Bisexuality and Religion
In considering this topic, I must recognize that in North American and Europe, the religious experience is primarily based in the Christian tradition. If we considered religions world-wide we would also include Islam and the religious tradition of Indian Hinduism which was profoundly affected by the occupations of first Islamic then later Christian conquerors that reshaped what was once a religion that embraced human sexuality to its modern form that represses human sexuality. Thus, the majority of religious people on planet earth share a similar view of sexuality, one that only gives spiritual blessing to heterosexual, monosexuality.
As a preface, I must say I reject the proposition that bisexual desire is a minority experience. There is ample evidence to suggest that if we include both human bisexual desire and behavior it would encompass a majority of humans. It is only when one posits that human bisexual desire is human nature, can we understand how bisexuality and religion interact.

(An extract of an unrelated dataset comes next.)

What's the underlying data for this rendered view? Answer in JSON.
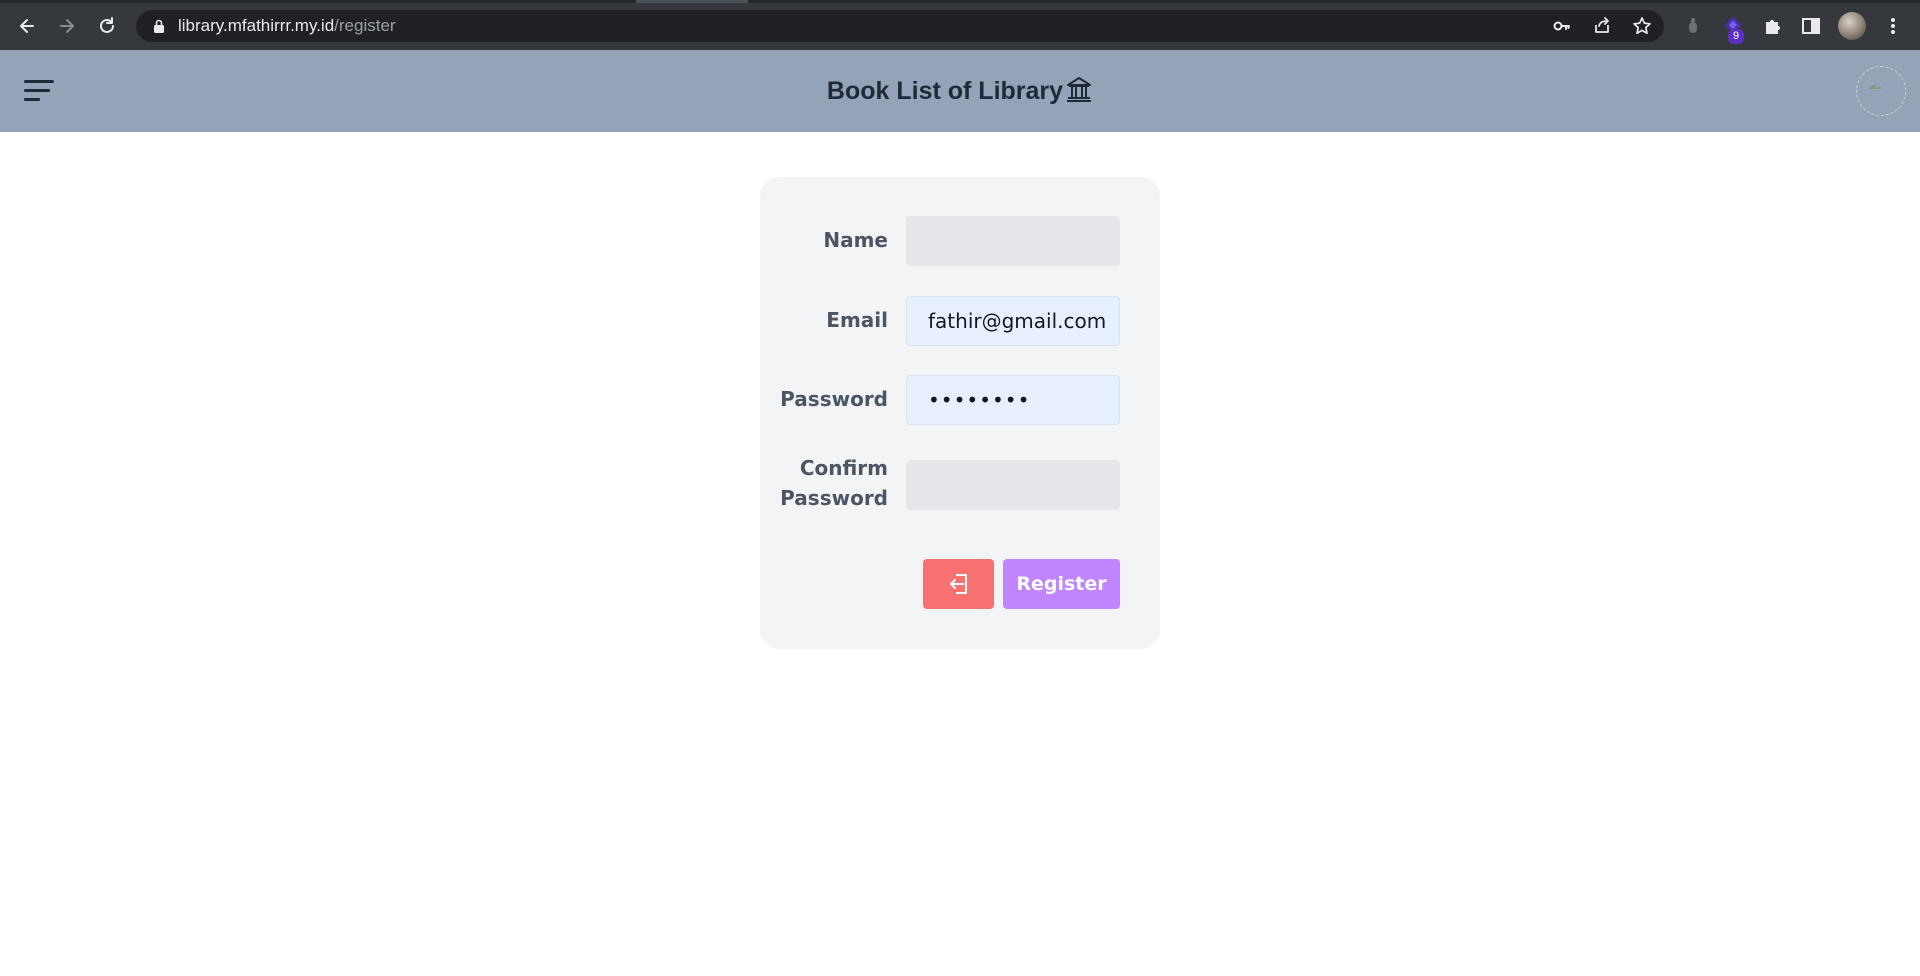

Thus, the question is one about the flexible bisexual nature of humanity verses an inflexible religious structure that attempts to force human sexuality into a mold of their liking. If we looked at this in a historical manner, we can discuss how spirituality survives when religion condemns even the smallest attempts to discuss the inherent bisexual nature of humans. However, I will assume that this topic was put out referring to bisexuality and spirituality in the context of 21st century North America.

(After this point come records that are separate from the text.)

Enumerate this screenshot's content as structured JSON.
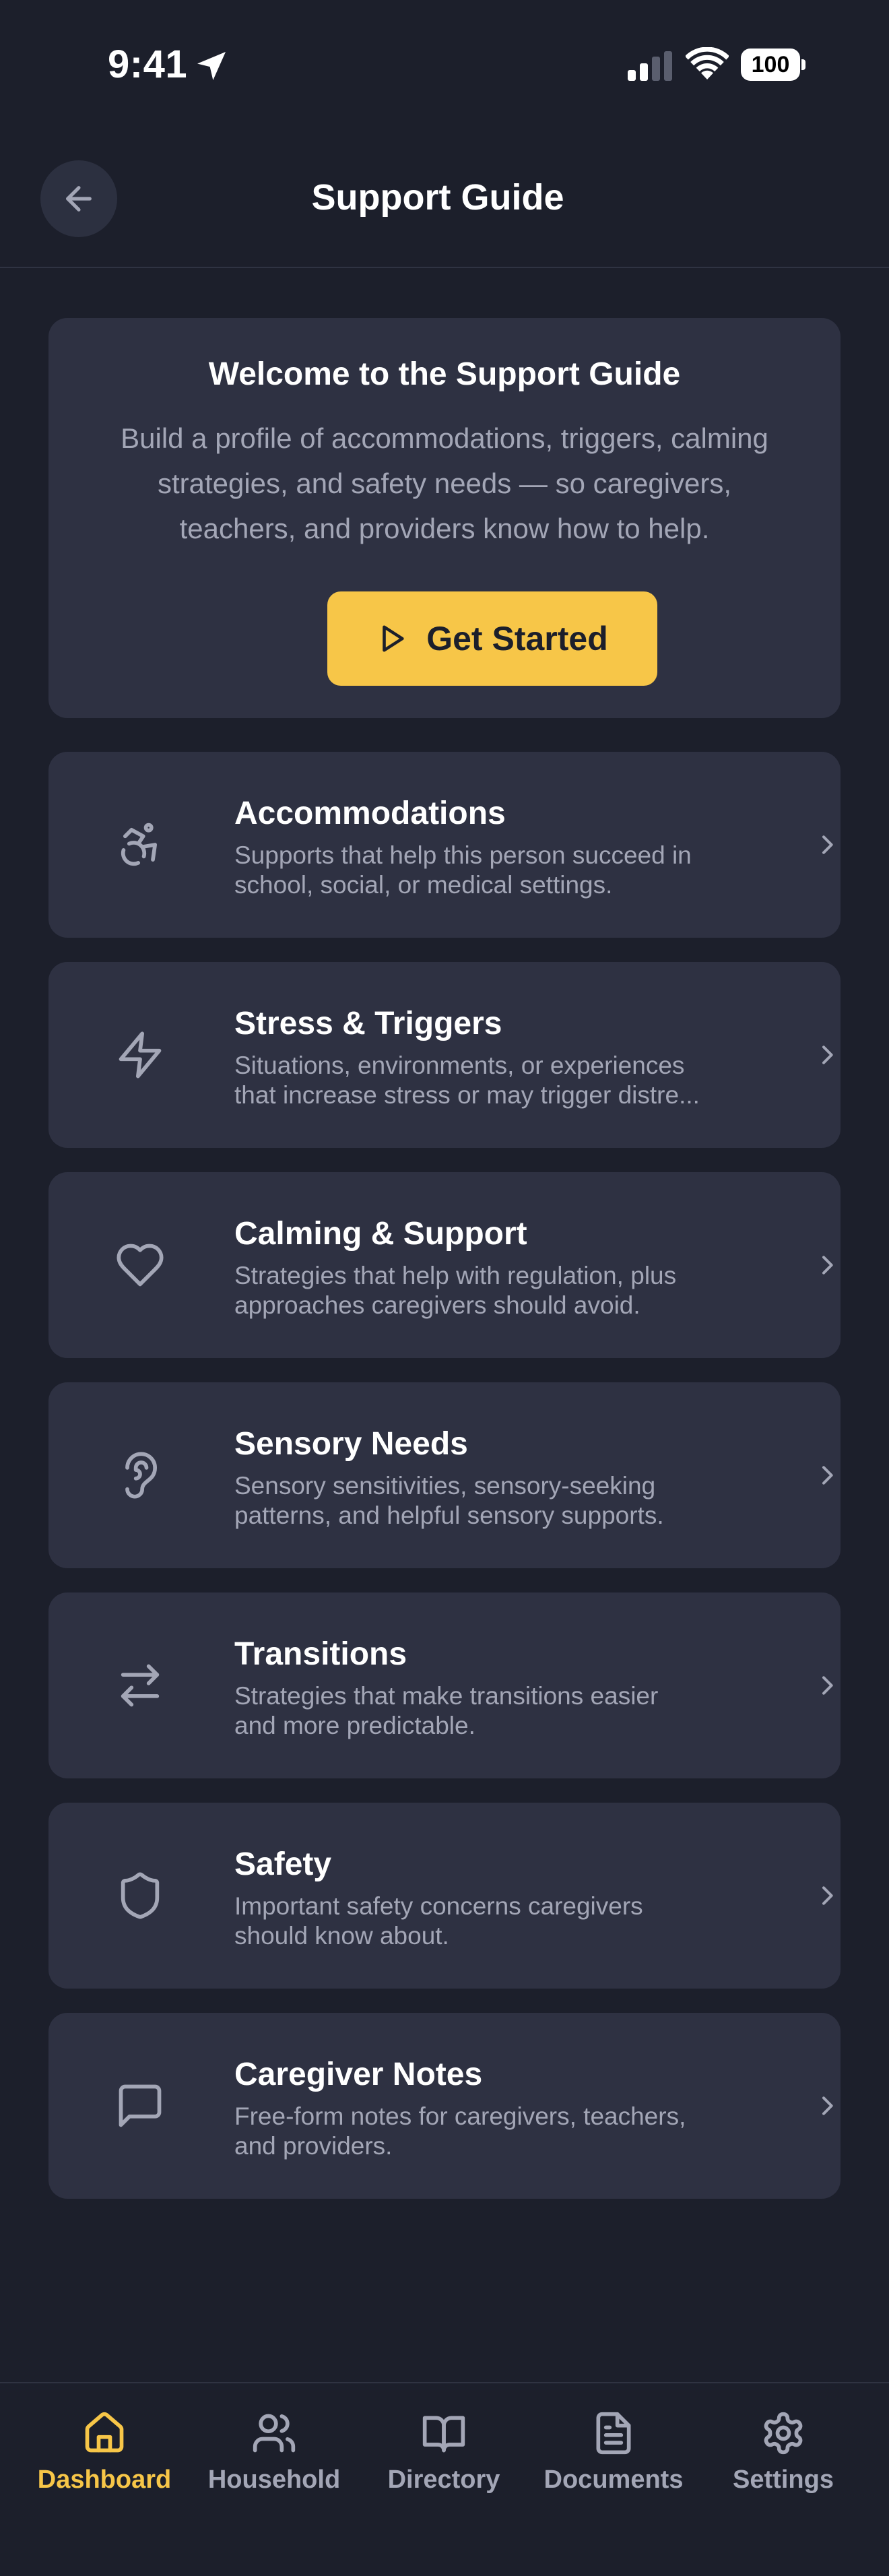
{
  "status_bar": {
    "time": "9:41",
    "battery": "100"
  },
  "header": {
    "title": "Support Guide"
  },
  "welcome": {
    "title": "Welcome to the Support Guide",
    "description_lines": [
      "Build a profile of accommodations, triggers, calming",
      "strategies, and safety needs — so caregivers,",
      "teachers, and providers know how to help."
    ],
    "button_label": "Get Started"
  },
  "sections": [
    {
      "icon": "accessibility-icon",
      "title": "Accommodations",
      "desc_lines": [
        "Supports that help this person succeed in",
        "school, social, or medical settings."
      ]
    },
    {
      "icon": "lightning-icon",
      "title": "Stress & Triggers",
      "desc_lines": [
        "Situations, environments, or experiences",
        "that increase stress or may trigger distre..."
      ]
    },
    {
      "icon": "heart-icon",
      "title": "Calming & Support",
      "desc_lines": [
        "Strategies that help with regulation, plus",
        "approaches caregivers should avoid."
      ]
    },
    {
      "icon": "ear-icon",
      "title": "Sensory Needs",
      "desc_lines": [
        "Sensory sensitivities, sensory-seeking",
        "patterns, and helpful sensory supports."
      ]
    },
    {
      "icon": "arrows-swap-icon",
      "title": "Transitions",
      "desc_lines": [
        "Strategies that make transitions easier",
        "and more predictable."
      ]
    },
    {
      "icon": "shield-icon",
      "title": "Safety",
      "desc_lines": [
        "Important safety concerns caregivers",
        "should know about."
      ]
    },
    {
      "icon": "message-square-icon",
      "title": "Caregiver Notes",
      "desc_lines": [
        "Free-form notes for caregivers, teachers,",
        "and providers."
      ]
    }
  ],
  "tabs": [
    {
      "label": "Dashboard",
      "icon": "home-icon",
      "active": true
    },
    {
      "label": "Household",
      "icon": "users-icon",
      "active": false
    },
    {
      "label": "Directory",
      "icon": "book-open-icon",
      "active": false
    },
    {
      "label": "Documents",
      "icon": "file-text-icon",
      "active": false
    },
    {
      "label": "Settings",
      "icon": "gear-icon",
      "active": false
    }
  ],
  "colors": {
    "background": "#1c1f2b",
    "card": "#2e3142",
    "accent": "#f7c648",
    "muted_text": "#a3a6b6"
  }
}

I would suggest that the overwhelming impact of spirituality, religion and bisexuality is one of denial. Most spiritually attuned people in the US, are part of some sort of formal Christianity. As such, when same sex romantic or sexual desires surface they are kept in careful check, often attributed to their sinful nature or to temptations by Satan. Thus the idea that they are bisexual is quashed before it ever has a chance to have a name. Worse yet, the pro and anti-homosexual hype lead people who cannot easily quash a persistent desire for intimacy with both men and women to mislabel their desires as gay/lesbian.
In such a world, the bisexual nature is seen as an enemy of their spirituality, leading to a lifetime of internal conflict. For some, the answer lies in leaving their religious traditions and either identifying as “spiritual but not religious” or to identify with one of the modern incarnations of ancient religions that embrace sexuality of all forms as spiritual. Indeed, outside of the monotheistic world, most global religions either take no stand on sexual pleasure between two people with the same genitalia, or openly embrace the joys of sexuality without regard if the participates have a penis, a vagina or parts of both. Sadly, the power of the monotheists has been so powerful though, that religions like Hinduism have thoroughly adopted the strictures of invaders who colonized and oppressed them. Thus, most of the free-love religious practices are efforts to resurrect ancient practices that had all but disappeared; yet even in many of these new spiritual practices, the homosexual/heterosexual binary is adopted.

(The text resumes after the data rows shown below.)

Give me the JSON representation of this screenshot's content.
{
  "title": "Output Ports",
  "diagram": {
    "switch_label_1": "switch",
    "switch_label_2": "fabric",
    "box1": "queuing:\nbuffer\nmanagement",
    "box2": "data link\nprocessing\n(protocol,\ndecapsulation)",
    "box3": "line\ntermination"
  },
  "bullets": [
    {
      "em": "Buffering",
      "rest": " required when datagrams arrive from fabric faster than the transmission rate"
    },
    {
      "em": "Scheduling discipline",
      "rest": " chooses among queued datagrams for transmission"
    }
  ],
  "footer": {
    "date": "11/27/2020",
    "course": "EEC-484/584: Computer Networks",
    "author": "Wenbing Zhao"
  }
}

While efforts to reframe spirituality outside of the confines of America’s Puritan heritage might be easy or applauded on the West Coast, it is not so easy for those who live in many parts of the US. Such a move brings as much social stigma and cost as coming out as bisexual (which would be substantial). Thus, even when people have the language and will to acknowledge their bisexual nature, it stands in opposition of the normal and generally acceptable way to practice their spirituality.
All this leads to the proposition that the combination of spirituality and religion serve as the first line of bisexual erasure, one that takes place inside the mind of people. Then for that minority that identify their bisexual nature it poses often insurmountable problems, best solved by quashing and hiding their bisexual desires. For the rarefied few who embrace their spirituality and bisexuality they either live a double life, or they abandon the security and community they have with the majority religious community.
I do not say all this out of anger or pessimism. As a Christian, I recognize that Jesus lived in a sexually repressive enclave of a sexually permissive (but otherwise oppressive) Roman world. Yet he did not choose to complain or pine about the oppressions, rather he promoted a spirituality of the heart. His model and that of the very early Christian church was one of a quiet underground religion that existed to promote inner peace in the mists of many layers of oppression. We as bisexuals can take that model and use it to give solace and self-understanding to those around us. To be spiritual and to be morally right, we do not need the approval of the over culture. We only need to live out an inner spirituality and be open to help those around us. In this way I live out both my bisexuality and my spirituality.